[Start of section]

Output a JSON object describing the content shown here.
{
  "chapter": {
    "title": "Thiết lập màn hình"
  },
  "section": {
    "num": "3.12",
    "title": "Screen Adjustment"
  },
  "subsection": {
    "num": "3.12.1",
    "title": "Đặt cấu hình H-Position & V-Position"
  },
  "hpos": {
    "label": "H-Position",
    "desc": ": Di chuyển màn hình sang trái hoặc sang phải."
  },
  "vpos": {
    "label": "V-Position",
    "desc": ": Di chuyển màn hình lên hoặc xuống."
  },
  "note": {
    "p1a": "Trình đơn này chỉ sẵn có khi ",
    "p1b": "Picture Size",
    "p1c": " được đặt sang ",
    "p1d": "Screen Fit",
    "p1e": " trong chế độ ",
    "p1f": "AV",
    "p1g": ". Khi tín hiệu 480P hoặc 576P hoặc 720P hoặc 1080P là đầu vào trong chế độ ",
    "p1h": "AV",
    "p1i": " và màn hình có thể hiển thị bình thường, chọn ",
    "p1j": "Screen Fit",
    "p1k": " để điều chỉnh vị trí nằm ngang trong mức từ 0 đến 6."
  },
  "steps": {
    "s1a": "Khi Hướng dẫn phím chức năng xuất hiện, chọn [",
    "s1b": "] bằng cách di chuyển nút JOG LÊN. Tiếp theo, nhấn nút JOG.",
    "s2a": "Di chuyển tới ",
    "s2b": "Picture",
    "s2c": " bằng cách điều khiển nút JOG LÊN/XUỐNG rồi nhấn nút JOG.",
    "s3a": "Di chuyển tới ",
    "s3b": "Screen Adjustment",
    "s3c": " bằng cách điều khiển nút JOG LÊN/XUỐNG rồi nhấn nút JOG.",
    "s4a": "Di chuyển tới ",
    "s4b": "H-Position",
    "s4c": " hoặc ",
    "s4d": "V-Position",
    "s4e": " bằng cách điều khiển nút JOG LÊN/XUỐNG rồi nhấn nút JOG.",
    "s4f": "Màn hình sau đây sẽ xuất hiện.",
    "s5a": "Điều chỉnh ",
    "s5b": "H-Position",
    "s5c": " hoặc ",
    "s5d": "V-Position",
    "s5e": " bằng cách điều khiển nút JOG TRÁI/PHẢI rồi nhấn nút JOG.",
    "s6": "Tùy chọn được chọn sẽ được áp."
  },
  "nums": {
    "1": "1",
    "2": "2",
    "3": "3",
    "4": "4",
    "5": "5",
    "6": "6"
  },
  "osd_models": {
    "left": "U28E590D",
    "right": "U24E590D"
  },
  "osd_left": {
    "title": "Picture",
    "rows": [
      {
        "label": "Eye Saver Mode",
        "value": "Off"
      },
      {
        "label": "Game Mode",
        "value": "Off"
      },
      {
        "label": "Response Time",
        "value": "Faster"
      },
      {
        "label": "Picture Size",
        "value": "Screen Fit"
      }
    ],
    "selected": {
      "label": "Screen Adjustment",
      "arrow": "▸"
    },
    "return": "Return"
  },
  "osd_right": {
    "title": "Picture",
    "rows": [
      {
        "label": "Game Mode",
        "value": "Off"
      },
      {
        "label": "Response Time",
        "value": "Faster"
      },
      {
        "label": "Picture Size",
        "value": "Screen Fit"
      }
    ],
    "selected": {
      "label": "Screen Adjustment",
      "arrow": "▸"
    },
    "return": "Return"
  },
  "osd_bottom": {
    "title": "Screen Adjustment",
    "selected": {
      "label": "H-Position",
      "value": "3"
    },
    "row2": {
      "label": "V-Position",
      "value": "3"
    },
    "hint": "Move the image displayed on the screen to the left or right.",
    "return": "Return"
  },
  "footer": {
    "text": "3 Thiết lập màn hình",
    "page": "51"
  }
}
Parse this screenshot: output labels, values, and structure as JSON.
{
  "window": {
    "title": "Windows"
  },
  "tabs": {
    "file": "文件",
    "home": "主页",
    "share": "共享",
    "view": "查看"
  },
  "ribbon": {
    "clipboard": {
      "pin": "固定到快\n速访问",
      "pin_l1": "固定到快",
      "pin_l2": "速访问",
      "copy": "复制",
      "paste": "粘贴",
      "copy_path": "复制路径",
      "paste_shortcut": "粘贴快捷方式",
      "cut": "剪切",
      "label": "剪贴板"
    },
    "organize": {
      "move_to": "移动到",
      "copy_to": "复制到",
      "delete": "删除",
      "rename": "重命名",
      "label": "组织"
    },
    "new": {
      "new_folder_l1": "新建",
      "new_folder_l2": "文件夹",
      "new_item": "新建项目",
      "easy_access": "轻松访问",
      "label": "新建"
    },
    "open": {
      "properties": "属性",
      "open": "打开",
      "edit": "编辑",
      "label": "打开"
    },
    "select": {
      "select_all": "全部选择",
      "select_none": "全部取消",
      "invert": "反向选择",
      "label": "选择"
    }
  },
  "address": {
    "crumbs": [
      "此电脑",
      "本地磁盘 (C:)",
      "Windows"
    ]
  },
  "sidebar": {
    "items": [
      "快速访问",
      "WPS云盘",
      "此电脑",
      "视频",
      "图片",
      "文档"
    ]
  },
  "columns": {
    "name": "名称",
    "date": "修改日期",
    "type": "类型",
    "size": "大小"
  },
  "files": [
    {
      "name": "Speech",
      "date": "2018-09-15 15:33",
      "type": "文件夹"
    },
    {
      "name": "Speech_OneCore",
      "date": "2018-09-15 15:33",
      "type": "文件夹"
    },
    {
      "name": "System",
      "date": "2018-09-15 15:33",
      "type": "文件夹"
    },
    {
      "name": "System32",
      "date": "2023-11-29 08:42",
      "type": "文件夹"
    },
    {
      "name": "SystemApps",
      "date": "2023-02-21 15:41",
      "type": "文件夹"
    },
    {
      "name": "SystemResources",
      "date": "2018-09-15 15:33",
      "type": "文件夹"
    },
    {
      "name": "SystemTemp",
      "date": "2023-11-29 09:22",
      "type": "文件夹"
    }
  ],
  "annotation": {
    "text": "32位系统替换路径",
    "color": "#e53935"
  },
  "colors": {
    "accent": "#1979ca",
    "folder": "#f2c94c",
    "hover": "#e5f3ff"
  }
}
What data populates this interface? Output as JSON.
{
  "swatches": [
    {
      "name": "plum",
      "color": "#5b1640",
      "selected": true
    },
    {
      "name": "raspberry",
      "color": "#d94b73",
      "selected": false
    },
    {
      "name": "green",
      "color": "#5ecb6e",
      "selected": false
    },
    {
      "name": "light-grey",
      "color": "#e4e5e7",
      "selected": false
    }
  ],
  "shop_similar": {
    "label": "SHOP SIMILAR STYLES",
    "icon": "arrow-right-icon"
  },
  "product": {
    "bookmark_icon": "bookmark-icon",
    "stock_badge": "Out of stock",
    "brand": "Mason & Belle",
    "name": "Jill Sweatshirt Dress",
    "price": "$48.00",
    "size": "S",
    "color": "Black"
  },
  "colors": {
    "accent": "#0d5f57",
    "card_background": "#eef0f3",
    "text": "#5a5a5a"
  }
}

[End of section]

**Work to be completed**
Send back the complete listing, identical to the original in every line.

**Output below**
Output a JSON object describing the content shown here.
{
  "chapter": {
    "title": "Thiết lập màn hình"
  },
  "section": {
    "num": "3.12",
    "title": "Screen Adjustment"
  },
  "subsection": {
    "num": "3.12.1",
    "title": "Đặt cấu hình H-Position & V-Position"
  },
  "hpos": {
    "label": "H-Position",
    "desc": ": Di chuyển màn hình sang trái hoặc sang phải."
  },
  "vpos": {
    "label": "V-Position",
    "desc": ": Di chuyển màn hình lên hoặc xuống."
  },
  "note": {
    "p1a": "Trình đơn này chỉ sẵn có khi ",
    "p1b": "Picture Size",
    "p1c": " được đặt sang ",
    "p1d": "Screen Fit",
    "p1e": " trong chế độ ",
    "p1f": "AV",
    "p1g": ". Khi tín hiệu 480P hoặc 576P hoặc 720P hoặc 1080P là đầu vào trong chế độ ",
    "p1h": "AV",
    "p1i": " và màn hình có thể hiển thị bình thường, chọn ",
    "p1j": "Screen Fit",
    "p1k": " để điều chỉnh vị trí nằm ngang trong mức từ 0 đến 6."
  },
  "steps": {
    "s1a": "Khi Hướng dẫn phím chức năng xuất hiện, chọn [",
    "s1b": "] bằng cách di chuyển nút JOG LÊN. Tiếp theo, nhấn nút JOG.",
    "s2a": "Di chuyển tới ",
    "s2b": "Picture",
    "s2c": " bằng cách điều khiển nút JOG LÊN/XUỐNG rồi nhấn nút JOG.",
    "s3a": "Di chuyển tới ",
    "s3b": "Screen Adjustment",
    "s3c": " bằng cách điều khiển nút JOG LÊN/XUỐNG rồi nhấn nút JOG.",
    "s4a": "Di chuyển tới ",
    "s4b": "H-Position",
    "s4c": " hoặc ",
    "s4d": "V-Position",
    "s4e": " bằng cách điều khiển nút JOG LÊN/XUỐNG rồi nhấn nút JOG.",
    "s4f": "Màn hình sau đây sẽ xuất hiện.",
    "s5a": "Điều chỉnh ",
    "s5b": "H-Position",
    "s5c": " hoặc ",
    "s5d": "V-Position",
    "s5e": " bằng cách điều khiển nút JOG TRÁI/PHẢI rồi nhấn nút JOG.",
    "s6": "Tùy chọn được chọn sẽ được áp."
  },
  "nums": {
    "1": "1",
    "2": "2",
    "3": "3",
    "4": "4",
    "5": "5",
    "6": "6"
  },
  "osd_models": {
    "left": "U28E590D",
    "right": "U24E590D"
  },
  "osd_left": {
    "title": "Picture",
    "rows": [
      {
        "label": "Eye Saver Mode",
        "value": "Off"
      },
      {
        "label": "Game Mode",
        "value": "Off"
      },
      {
        "label": "Response Time",
        "value": "Faster"
      },
      {
        "label": "Picture Size",
        "value": "Screen Fit"
      }
    ],
    "selected": {
      "label": "Screen Adjustment",
      "arrow": "▸"
    },
    "return": "Return"
  },
  "osd_right": {
    "title": "Picture",
    "rows": [
      {
        "label": "Game Mode",
        "value": "Off"
      },
      {
        "label": "Response Time",
        "value": "Faster"
      },
      {
        "label": "Picture Size",
        "value": "Screen Fit"
      }
    ],
    "selected": {
      "label": "Screen Adjustment",
      "arrow": "▸"
    },
    "return": "Return"
  },
  "osd_bottom": {
    "title": "Screen Adjustment",
    "selected": {
      "label": "H-Position",
      "value": "3"
    },
    "row2": {
      "label": "V-Position",
      "value": "3"
    },
    "hint": "Move the image displayed on the screen to the left or right.",
    "return": "Return"
  },
  "footer": {
    "text": "3 Thiết lập màn hình",
    "page": "51"
  }
}
Parse this screenshot: output labels, values, and structure as JSON.
{
  "window": {
    "title": "Windows"
  },
  "tabs": {
    "file": "文件",
    "home": "主页",
    "share": "共享",
    "view": "查看"
  },
  "ribbon": {
    "clipboard": {
      "pin": "固定到快\n速访问",
      "pin_l1": "固定到快",
      "pin_l2": "速访问",
      "copy": "复制",
      "paste": "粘贴",
      "copy_path": "复制路径",
      "paste_shortcut": "粘贴快捷方式",
      "cut": "剪切",
      "label": "剪贴板"
    },
    "organize": {
      "move_to": "移动到",
      "copy_to": "复制到",
      "delete": "删除",
      "rename": "重命名",
      "label": "组织"
    },
    "new": {
      "new_folder_l1": "新建",
      "new_folder_l2": "文件夹",
      "new_item": "新建项目",
      "easy_access": "轻松访问",
      "label": "新建"
    },
    "open": {
      "properties": "属性",
      "open": "打开",
      "edit": "编辑",
      "label": "打开"
    },
    "select": {
      "select_all": "全部选择",
      "select_none": "全部取消",
      "invert": "反向选择",
      "label": "选择"
    }
  },
  "address": {
    "crumbs": [
      "此电脑",
      "本地磁盘 (C:)",
      "Windows"
    ]
  },
  "sidebar": {
    "items": [
      "快速访问",
      "WPS云盘",
      "此电脑",
      "视频",
      "图片",
      "文档"
    ]
  },
  "columns": {
    "name": "名称",
    "date": "修改日期",
    "type": "类型",
    "size": "大小"
  },
  "files": [
    {
      "name": "Speech",
      "date": "2018-09-15 15:33",
      "type": "文件夹"
    },
    {
      "name": "Speech_OneCore",
      "date": "2018-09-15 15:33",
      "type": "文件夹"
    },
    {
      "name": "System",
      "date": "2018-09-15 15:33",
      "type": "文件夹"
    },
    {
      "name": "System32",
      "date": "2023-11-29 08:42",
      "type": "文件夹"
    },
    {
      "name": "SystemApps",
      "date": "2023-02-21 15:41",
      "type": "文件夹"
    },
    {
      "name": "SystemResources",
      "date": "2018-09-15 15:33",
      "type": "文件夹"
    },
    {
      "name": "SystemTemp",
      "date": "2023-11-29 09:22",
      "type": "文件夹"
    }
  ],
  "annotation": {
    "text": "32位系统替换路径",
    "color": "#e53935"
  },
  "colors": {
    "accent": "#1979ca",
    "folder": "#f2c94c",
    "hover": "#e5f3ff"
  }
}
What data populates this interface? Output as JSON.
{
  "swatches": [
    {
      "name": "plum",
      "color": "#5b1640",
      "selected": true
    },
    {
      "name": "raspberry",
      "color": "#d94b73",
      "selected": false
    },
    {
      "name": "green",
      "color": "#5ecb6e",
      "selected": false
    },
    {
      "name": "light-grey",
      "color": "#e4e5e7",
      "selected": false
    }
  ],
  "shop_similar": {
    "label": "SHOP SIMILAR STYLES",
    "icon": "arrow-right-icon"
  },
  "product": {
    "bookmark_icon": "bookmark-icon",
    "stock_badge": "Out of stock",
    "brand": "Mason & Belle",
    "name": "Jill Sweatshirt Dress",
    "price": "$48.00",
    "size": "S",
    "color": "Black"
  },
  "colors": {
    "accent": "#0d5f57",
    "card_background": "#eef0f3",
    "text": "#5a5a5a"
  }
}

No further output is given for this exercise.